Task prompt - Would you copy out the following entries exactly, without any of the pictures?

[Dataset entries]
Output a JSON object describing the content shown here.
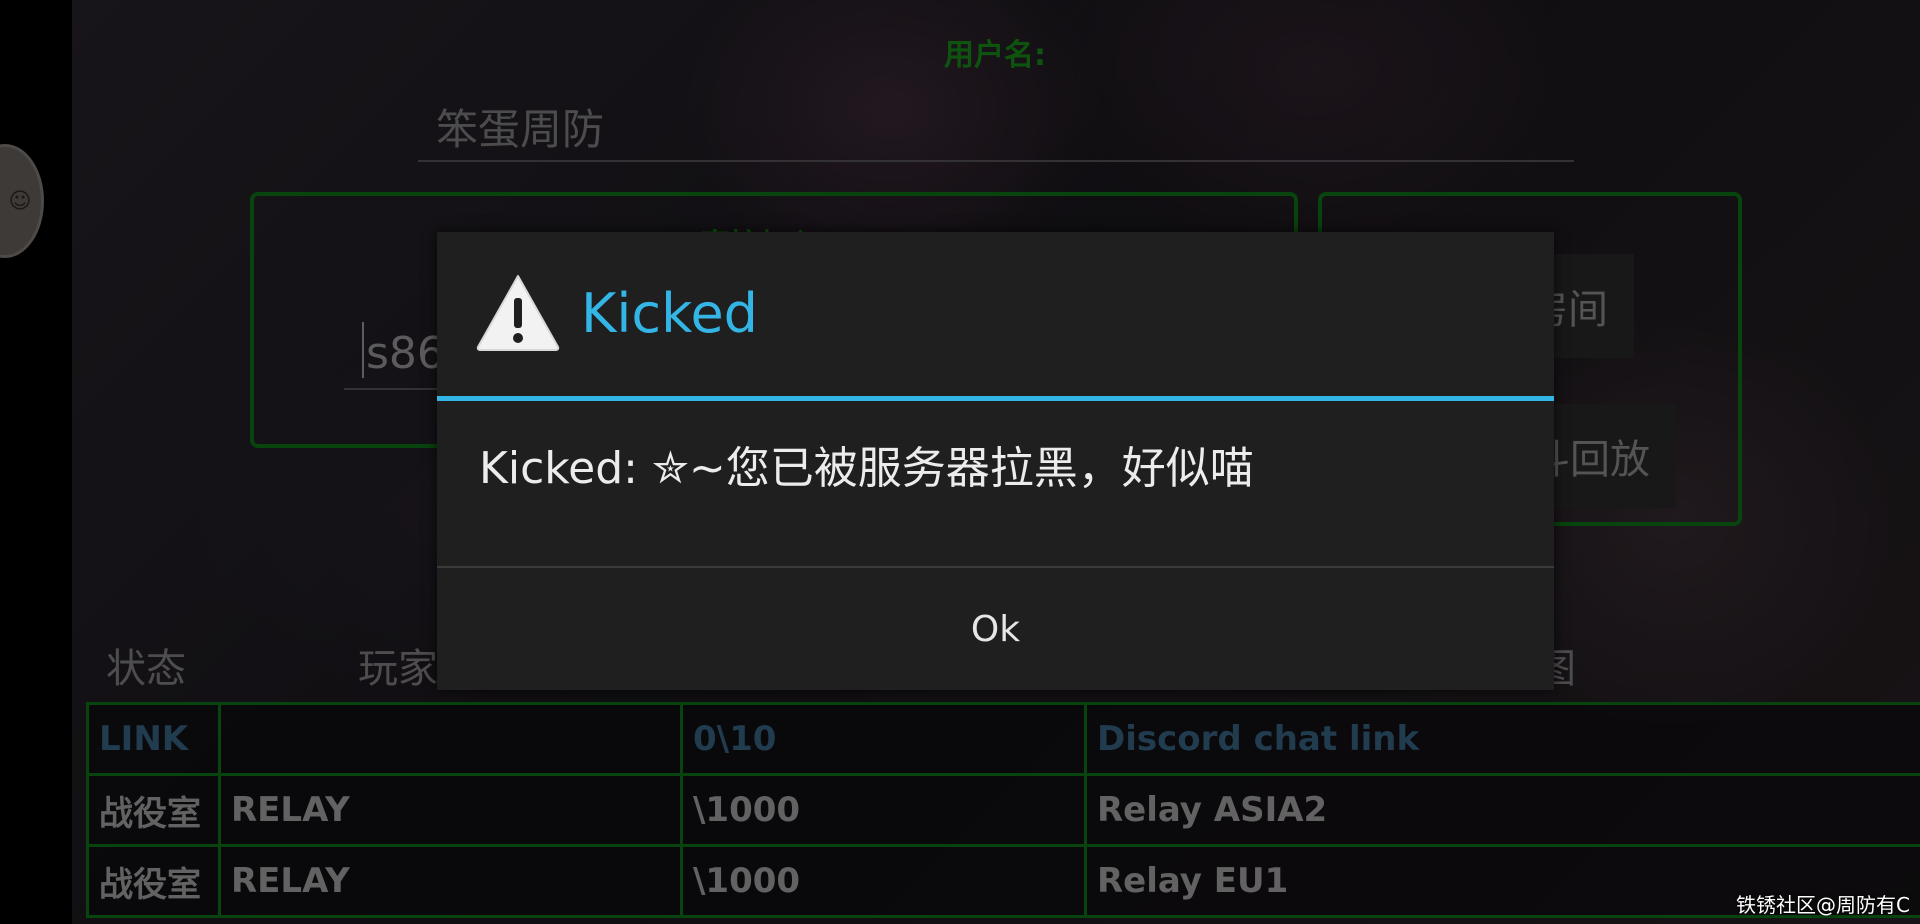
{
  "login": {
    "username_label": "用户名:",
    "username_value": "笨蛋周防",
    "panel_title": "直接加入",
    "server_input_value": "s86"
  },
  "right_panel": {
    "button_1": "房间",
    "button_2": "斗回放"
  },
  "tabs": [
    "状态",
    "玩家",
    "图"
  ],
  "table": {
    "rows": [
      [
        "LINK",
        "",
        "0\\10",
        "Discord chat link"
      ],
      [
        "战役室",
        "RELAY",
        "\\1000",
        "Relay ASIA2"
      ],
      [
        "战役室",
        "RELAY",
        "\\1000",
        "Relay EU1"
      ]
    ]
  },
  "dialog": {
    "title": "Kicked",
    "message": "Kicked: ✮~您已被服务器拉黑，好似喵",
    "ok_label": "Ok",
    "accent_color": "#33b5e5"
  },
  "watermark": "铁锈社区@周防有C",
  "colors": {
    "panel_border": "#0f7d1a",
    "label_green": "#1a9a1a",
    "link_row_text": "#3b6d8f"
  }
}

Solution to this problem -
Output a JSON object describing the content shown here.
{
  "login": {
    "username_label": "用户名:",
    "username_value": "笨蛋周防",
    "panel_title": "直接加入",
    "server_input_value": "s86"
  },
  "right_panel": {
    "button_1": "房间",
    "button_2": "斗回放"
  },
  "tabs": [
    "状态",
    "玩家",
    "图"
  ],
  "table": {
    "rows": [
      [
        "LINK",
        "",
        "0\\10",
        "Discord chat link"
      ],
      [
        "战役室",
        "RELAY",
        "\\1000",
        "Relay ASIA2"
      ],
      [
        "战役室",
        "RELAY",
        "\\1000",
        "Relay EU1"
      ]
    ]
  },
  "dialog": {
    "title": "Kicked",
    "message": "Kicked: ✮~您已被服务器拉黑，好似喵",
    "ok_label": "Ok",
    "accent_color": "#33b5e5"
  },
  "watermark": "铁锈社区@周防有C",
  "colors": {
    "panel_border": "#0f7d1a",
    "label_green": "#1a9a1a",
    "link_row_text": "#3b6d8f"
  }
}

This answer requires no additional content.